- DATA RECORDS
*** Block opens ***
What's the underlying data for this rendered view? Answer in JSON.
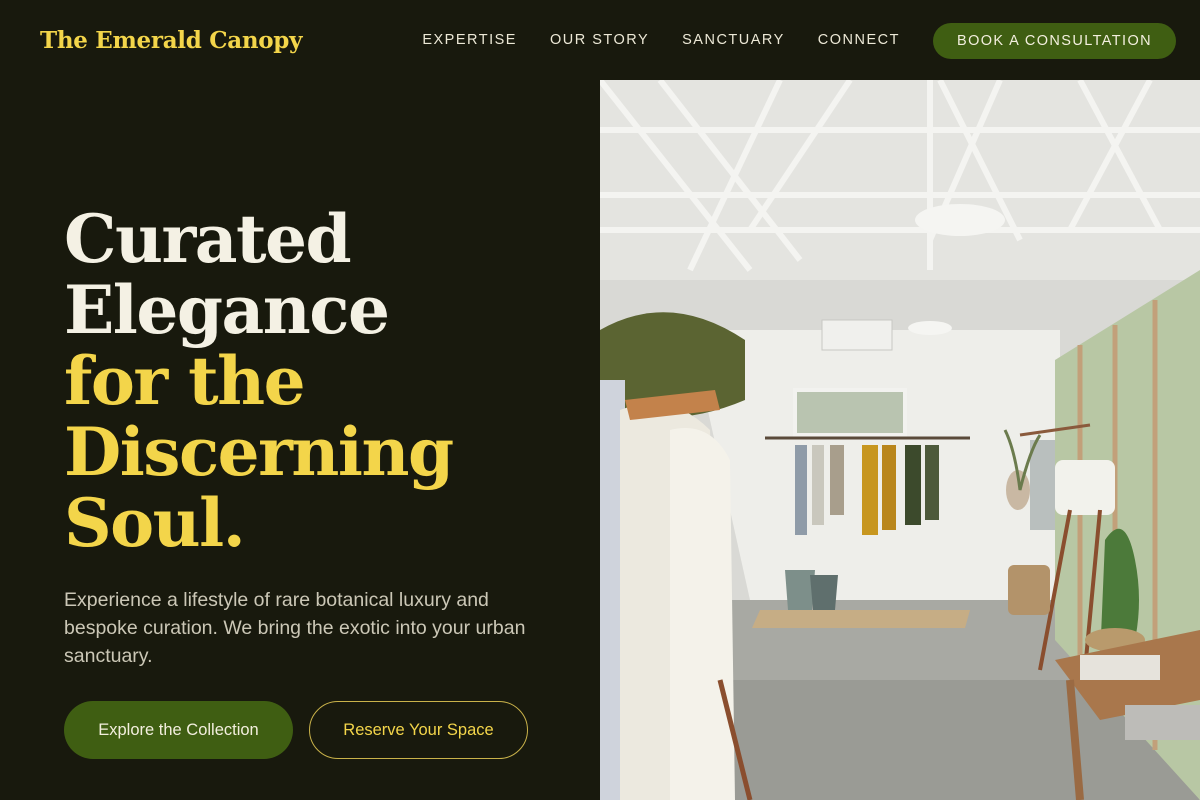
{
  "brand": {
    "name": "The Emerald Canopy"
  },
  "nav": {
    "links": [
      "EXPERTISE",
      "OUR STORY",
      "SANCTUARY",
      "CONNECT"
    ],
    "cta_label": "BOOK A CONSULTATION"
  },
  "hero": {
    "title_lines": [
      "Curated",
      "Elegance",
      "for the",
      "Discerning",
      "Soul."
    ],
    "description": "Experience a lifestyle of rare botanical luxury and bespoke curation. We bring the exotic into your urban sanctuary.",
    "primary_button": "Explore the Collection",
    "secondary_button": "Reserve Your Space"
  },
  "colors": {
    "background": "#18190d",
    "accent_yellow": "#f3d54a",
    "accent_green": "#3f5e12",
    "heading_light": "#f4f1e4",
    "body_text": "#cbc7b6"
  },
  "photo": {
    "subject": "boutique-interior-image"
  }
}
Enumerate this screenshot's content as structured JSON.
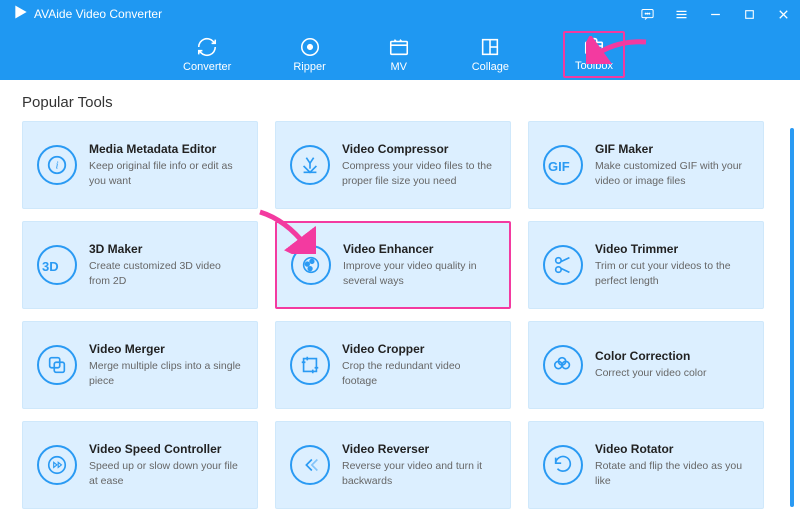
{
  "app": {
    "title": "AVAide Video Converter"
  },
  "nav": {
    "items": [
      {
        "label": "Converter"
      },
      {
        "label": "Ripper"
      },
      {
        "label": "MV"
      },
      {
        "label": "Collage"
      },
      {
        "label": "Toolbox",
        "active": true
      }
    ]
  },
  "section": {
    "title": "Popular Tools"
  },
  "tools": [
    {
      "title": "Media Metadata Editor",
      "desc": "Keep original file info or edit as you want"
    },
    {
      "title": "Video Compressor",
      "desc": "Compress your video files to the proper file size you need"
    },
    {
      "title": "GIF Maker",
      "desc": "Make customized GIF with your video or image files"
    },
    {
      "title": "3D Maker",
      "desc": "Create customized 3D video from 2D"
    },
    {
      "title": "Video Enhancer",
      "desc": "Improve your video quality in several ways",
      "highlight": true
    },
    {
      "title": "Video Trimmer",
      "desc": "Trim or cut your videos to the perfect length"
    },
    {
      "title": "Video Merger",
      "desc": "Merge multiple clips into a single piece"
    },
    {
      "title": "Video Cropper",
      "desc": "Crop the redundant video footage"
    },
    {
      "title": "Color Correction",
      "desc": "Correct your video color"
    },
    {
      "title": "Video Speed Controller",
      "desc": "Speed up or slow down your file at ease"
    },
    {
      "title": "Video Reverser",
      "desc": "Reverse your video and turn it backwards"
    },
    {
      "title": "Video Rotator",
      "desc": "Rotate and flip the video as you like"
    }
  ],
  "icons": {
    "info": "i",
    "threeD": "3D",
    "gif": "GIF"
  }
}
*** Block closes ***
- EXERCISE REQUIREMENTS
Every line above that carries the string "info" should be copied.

- EXERCISE OUTPUT
      "desc": "Keep original file info or edit as you want"
    "info": "i",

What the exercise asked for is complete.